A few months after state officials criticized Spokane County for missing deadlines to complete new construction rules along waterways, planners working to finalize shoreline regulations within city limits have won the state’s praise.
“The process has been one of the best we’ve seen,” said Doug Pineo, shorelines specialist for the Department of Ecology. “What the city has proposed so far meets the standards” of state law.
The Spokane City Council on Monday will consider substantial changes to building rules along the Spokane River and Latah Creek. The proposal is meant to complement 2003 state regulations that call for no net loss of “ecological function” along waterways.
The city used a $290,000 state grant to create the plan. Much of the money was used to rate the natural habitat along the river.

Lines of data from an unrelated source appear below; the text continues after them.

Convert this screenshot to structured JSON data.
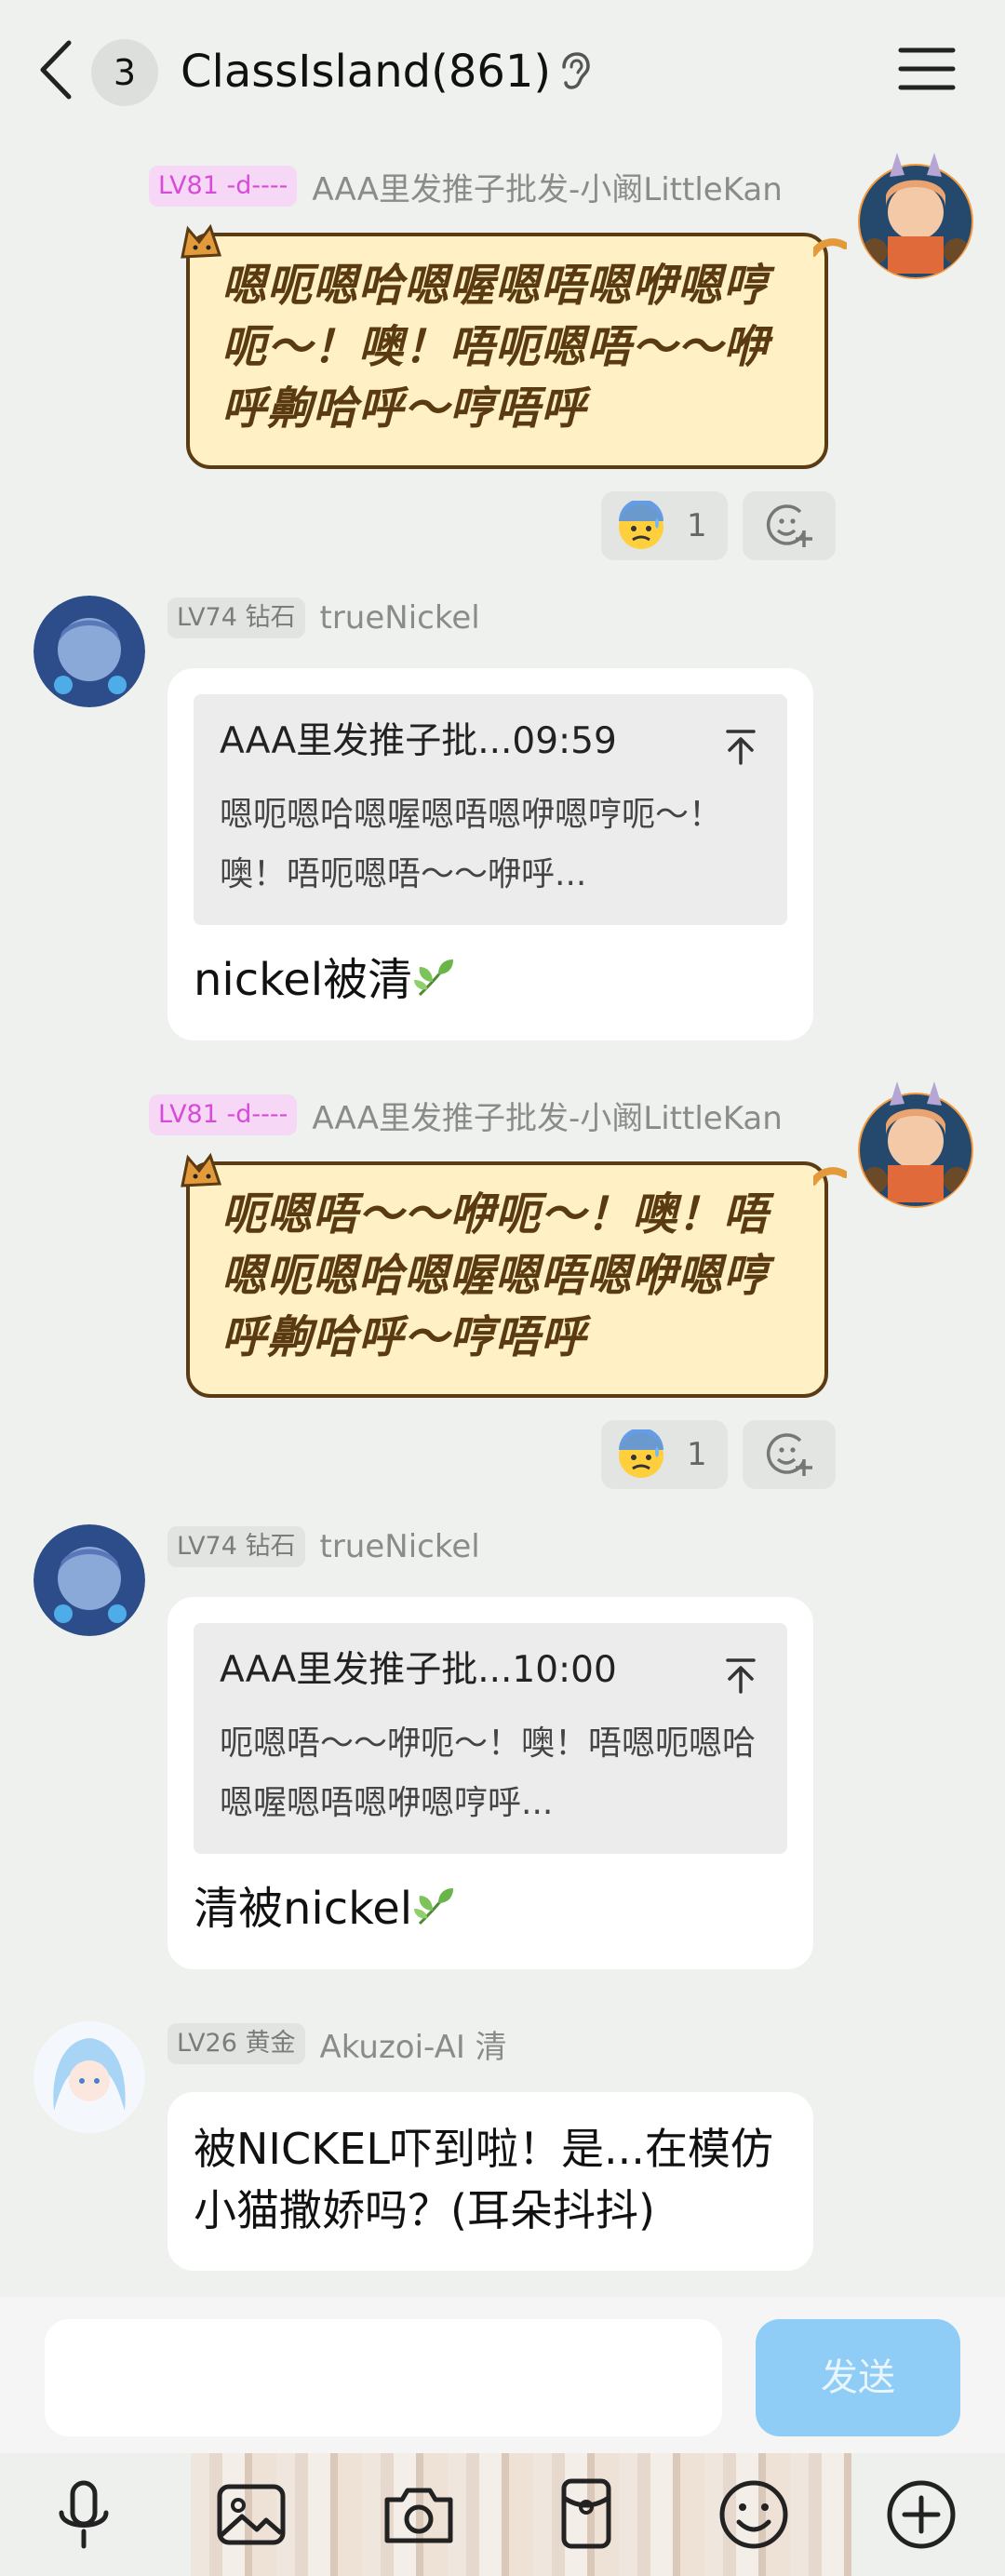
{
  "header": {
    "unread_count": "3",
    "title": "ClassIsland(861)"
  },
  "messages": [
    {
      "level": "LV81 -d----",
      "name": "AAA里发推子批发-小阚LittleKan",
      "text": "嗯呃嗯哈嗯喔嗯唔嗯咿嗯哼呃～！噢！唔呃嗯唔～～咿呼齁哈呼～哼唔呼",
      "reaction_count": "1"
    },
    {
      "level": "LV74 钻石",
      "name": "trueNickel",
      "quote_head": "AAA里发推子批...09:59",
      "quote_body": "嗯呃嗯哈嗯喔嗯唔嗯咿嗯哼呃～！噢！唔呃嗯唔～～咿呼...",
      "text": "nickel被清"
    },
    {
      "level": "LV81 -d----",
      "name": "AAA里发推子批发-小阚LittleKan",
      "text": "呃嗯唔～～咿呃～！噢！唔嗯呃嗯哈嗯喔嗯唔嗯咿嗯哼呼齁哈呼～哼唔呼",
      "reaction_count": "1"
    },
    {
      "level": "LV74 钻石",
      "name": "trueNickel",
      "quote_head": "AAA里发推子批...10:00",
      "quote_body": "呃嗯唔～～咿呃～！噢！唔嗯呃嗯哈嗯喔嗯唔嗯咿嗯哼呼...",
      "text": "清被nickel"
    },
    {
      "level": "LV26 黄金",
      "name": "Akuzoi-AI 清",
      "text": "被NICKEL吓到啦！是...在模仿小猫撒娇吗？(耳朵抖抖)"
    }
  ],
  "input": {
    "send_label": "发送"
  },
  "icons": {
    "back": "chevron-left-icon",
    "ear": "ear-icon",
    "menu": "menu-icon",
    "toolbar": [
      "microphone-icon",
      "image-icon",
      "camera-icon",
      "red-packet-icon",
      "emoji-icon",
      "plus-icon"
    ]
  },
  "colors": {
    "background": "#eef1ee",
    "send_button": "#8fcdf6",
    "fancy_bubble": "#fff1c5",
    "level_pink": "#d64cd8"
  }
}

“The new plan has taken a more comprehensive look at the state of the shorelines,” said Spokane Planning Director Leroy Eadie.

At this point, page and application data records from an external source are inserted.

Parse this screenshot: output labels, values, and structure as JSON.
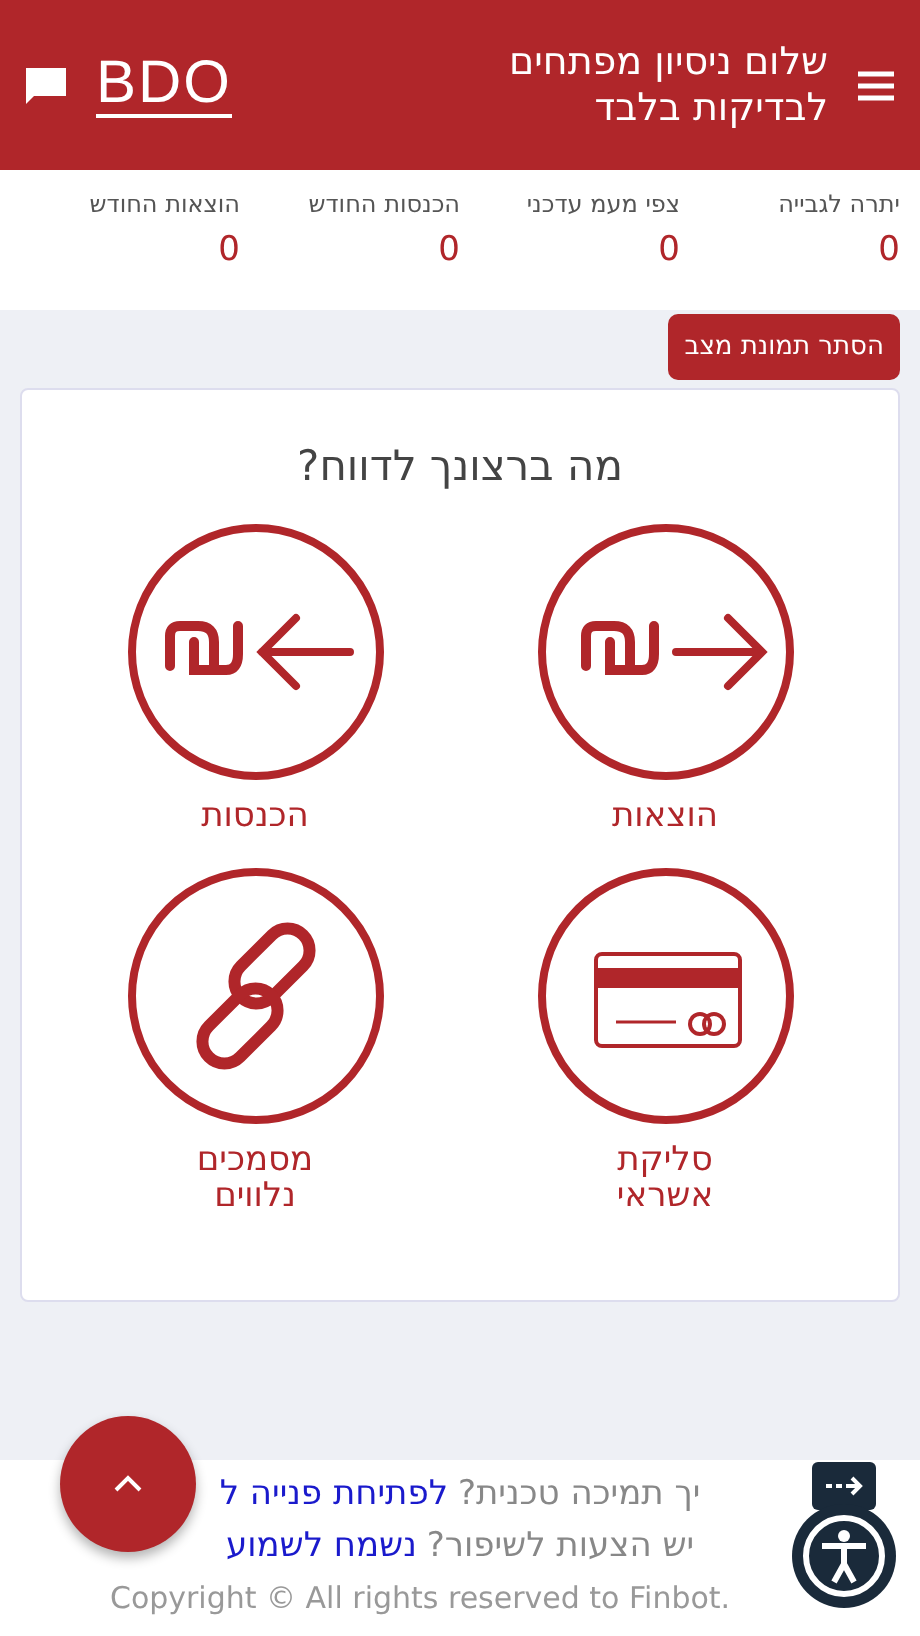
{
  "header": {
    "title": "שלום ניסיון מפתחים לבדיקות בלבד",
    "logo": "BDO"
  },
  "stats": [
    {
      "label": "יתרה לגבייה",
      "value": "0"
    },
    {
      "label": "צפי מעמ עדכני",
      "value": "0"
    },
    {
      "label": "הכנסות החודש",
      "value": "0"
    },
    {
      "label": "הוצאות החודש",
      "value": "0"
    }
  ],
  "hide_button": "הסתר תמונת מצב",
  "report": {
    "title": "מה ברצונך לדווח?",
    "options": [
      {
        "kind": "expense",
        "label": "הוצאות"
      },
      {
        "kind": "income",
        "label": "הכנסות"
      },
      {
        "kind": "card",
        "label": "סליקת אשראי"
      },
      {
        "kind": "link",
        "label": "מסמכים נלווים"
      }
    ]
  },
  "footer": {
    "support_text": "יך תמיכה טכנית?",
    "support_link": "לפתיחת פנייה ל",
    "ideas_text": "יש הצעות לשיפור?",
    "ideas_link": "נשמח לשמוע",
    "copyright": "Copyright © All rights reserved to Finbot."
  }
}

Most shorelines would gain greater protections from development. Under city rules approved in the 1970s, new buildings are barred within 50 or 100 feet from shorelines, depending on the location. New buffers in some places will extend as far as 200 feet.
The areas with the largest changes – Latah Creek and locations downstream from downtown – would have construction buffers that will increase from 100 to 200 feet.

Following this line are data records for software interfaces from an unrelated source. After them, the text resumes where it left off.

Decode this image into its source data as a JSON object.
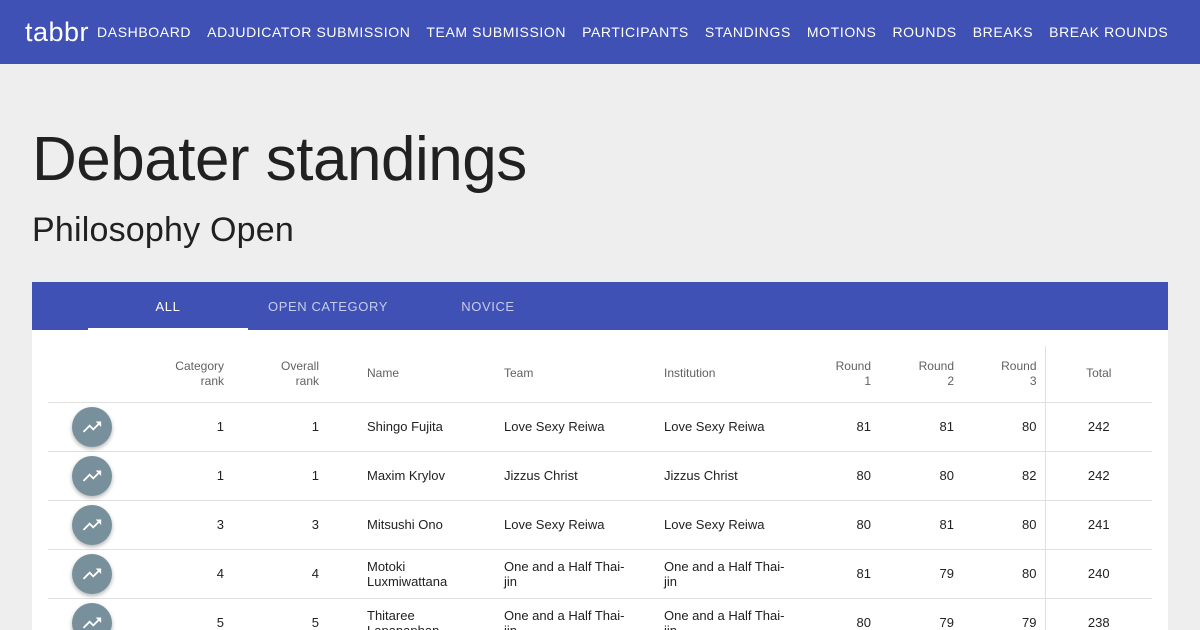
{
  "app": {
    "brand": "tabbr"
  },
  "nav": [
    {
      "label": "DASHBOARD",
      "name": "nav-dashboard"
    },
    {
      "label": "ADJUDICATOR SUBMISSION",
      "name": "nav-adjudicator-submission"
    },
    {
      "label": "TEAM SUBMISSION",
      "name": "nav-team-submission"
    },
    {
      "label": "PARTICIPANTS",
      "name": "nav-participants"
    },
    {
      "label": "STANDINGS",
      "name": "nav-standings"
    },
    {
      "label": "MOTIONS",
      "name": "nav-motions"
    },
    {
      "label": "ROUNDS",
      "name": "nav-rounds"
    },
    {
      "label": "BREAKS",
      "name": "nav-breaks"
    },
    {
      "label": "BREAK ROUNDS",
      "name": "nav-break-rounds"
    }
  ],
  "page": {
    "title": "Debater standings",
    "subtitle": "Philosophy Open"
  },
  "tabs": [
    {
      "label": "ALL",
      "active": true
    },
    {
      "label": "OPEN CATEGORY",
      "active": false
    },
    {
      "label": "NOVICE",
      "active": false
    }
  ],
  "table": {
    "headers": {
      "category_rank": [
        "Category",
        "rank"
      ],
      "overall_rank": [
        "Overall",
        "rank"
      ],
      "name": "Name",
      "team": "Team",
      "institution": "Institution",
      "round1": [
        "Round",
        "1"
      ],
      "round2": [
        "Round",
        "2"
      ],
      "round3": [
        "Round",
        "3"
      ],
      "total": "Total"
    },
    "rows": [
      {
        "category_rank": "1",
        "overall_rank": "1",
        "name": [
          "Shingo Fujita"
        ],
        "team": [
          "Love Sexy Reiwa"
        ],
        "institution": [
          "Love Sexy Reiwa"
        ],
        "r1": "81",
        "r2": "81",
        "r3": "80",
        "total": "242"
      },
      {
        "category_rank": "1",
        "overall_rank": "1",
        "name": [
          "Maxim Krylov"
        ],
        "team": [
          "Jizzus Christ"
        ],
        "institution": [
          "Jizzus Christ"
        ],
        "r1": "80",
        "r2": "80",
        "r3": "82",
        "total": "242"
      },
      {
        "category_rank": "3",
        "overall_rank": "3",
        "name": [
          "Mitsushi Ono"
        ],
        "team": [
          "Love Sexy Reiwa"
        ],
        "institution": [
          "Love Sexy Reiwa"
        ],
        "r1": "80",
        "r2": "81",
        "r3": "80",
        "total": "241"
      },
      {
        "category_rank": "4",
        "overall_rank": "4",
        "name": [
          "Motoki",
          "Luxmiwattana"
        ],
        "team": [
          "One and a Half Thai-",
          "jin"
        ],
        "institution": [
          "One and a Half Thai-",
          "jin"
        ],
        "r1": "81",
        "r2": "79",
        "r3": "80",
        "total": "240"
      },
      {
        "category_rank": "5",
        "overall_rank": "5",
        "name": [
          "Thitaree",
          "Lapanaphan"
        ],
        "team": [
          "One and a Half Thai-",
          "jin"
        ],
        "institution": [
          "One and a Half Thai-",
          "jin"
        ],
        "r1": "80",
        "r2": "79",
        "r3": "79",
        "total": "238"
      }
    ],
    "row_button_icon": "trending-up-icon"
  },
  "colors": {
    "primary": "#3f51b5",
    "background": "#eeeeee",
    "fab": "#78909c"
  }
}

Rules also require that development that causes the loss of any physical, chemical or biological process that helps sustain plant or animal habitat must make up for the lost “ecological function” elsewhere. For instance, a builder could replant a shoreline with native vegetation.
The state’s “no net loss” standard has “guided everything we’ve done,” said City Planner Jo Anne Wright.
County leaders also are working on shoreline development rules for their jurisdiction. But state leaders earlier this year intervened, noting that the county was well past its January 2007 deadline. They also cited concerns with the county’s draft plan, including that it didn’t extend its current 50-foot shoreline buffer.
Pineo said the Department of Ecology is drafting rules for the county, though county officials will be allowed to submit a shoreline plan if it’s finished soon.
The city’s plan, which is due by the end of the year, still has a few remaining debates.
They include concerns from Spokane’s former Chief Operating Officer John Pilcher, who says the proposed buffer on his property along Latah Creek could affect the land’s development potential. Pilcher’s acreage is near a future U.S. Highway 195 interchange at Cheney-Spokane Road.
Another issue involves Sans Souci West Mobile Home Park – the location of the former Natatorium Park, the original home of the Looff Carrousel. Sans Souci is grandfathered by old shoreline rules, but officials from the park criticize the rules because more than 30 mobile homes within the 100-foot buffer from the river can’t be replaced.
“The thought would be that this area would be returned to a natural condition over time,” Eadie said.
The City Council is considering new language that would allow mobile homes to be replaced, though state officials have expressed unease with the change. Pineo said he believes a compromise could be found because the majority of Sans Souci is outside the buffer.
City Councilman Richard Rush has questioned a provision that would prohibit construction of trails parallel to the river within a buffer zone.
Eadie noted that some parts of the Centennial Trail are outside of buffers and still have views of the river. He said paved trails can cause significant destruction to habitat.
“That’s your highest functioning natural environment area,” Eadie said. “You have to take out a large swath of vegetation (for a trail), and there can be a lot of impacts.”
The construction buffer remains unchanged downtown at 50 feet from the shoreline. That means that the downtown YMCA property – where a condominium tower was proposed two years ago – remains open to new development if city purchase of the land falls through.
On the north side of the river, plans for SRM Development’s Broadway Towers, two 14-story condominium buildings on the YWCA site, likely won’t be affected because the proposal is vested. Although the project meets the 50-foot setback requirement, it wouldn’t fit new guidelines for building height.
The YMCA and YWCA are moving next year to a combined center on North Monroe Street.
New height regulations are aimed at preventing the construction of buildings that “wall off the river,” Eadie said.
At the YWCA site, a building higher than 55 feet would be limited in width to 145 feet between opposite corners and the size of a floor couldn’t be greater than 10,000 square feet.
Plans for the Broadway Towers show the length between corners is about 155 feet and each floor is about 11,500 square feet, Eadie said. He added that the buildings’ triangular floor plan likely will help preserve views of the river.
“They were trying to create the most amount of views out of a condominium project that they could,” Eadie said. “It actually works for them and it works for the public because you end up with something that’s more of wedge shape rather than just a big block.”
Earlier this week, Spokane Hearing Examiner Greg Smith approved a shoreline conditional-use permit for SRM’s project.
If the City Council agrees to the new shoreline regulations on Monday, final approval by state officials is expected sometime next year.
“We’re very pleased,” Pineo said. “We’re just grateful and optimistic that we’ll get this adopted.”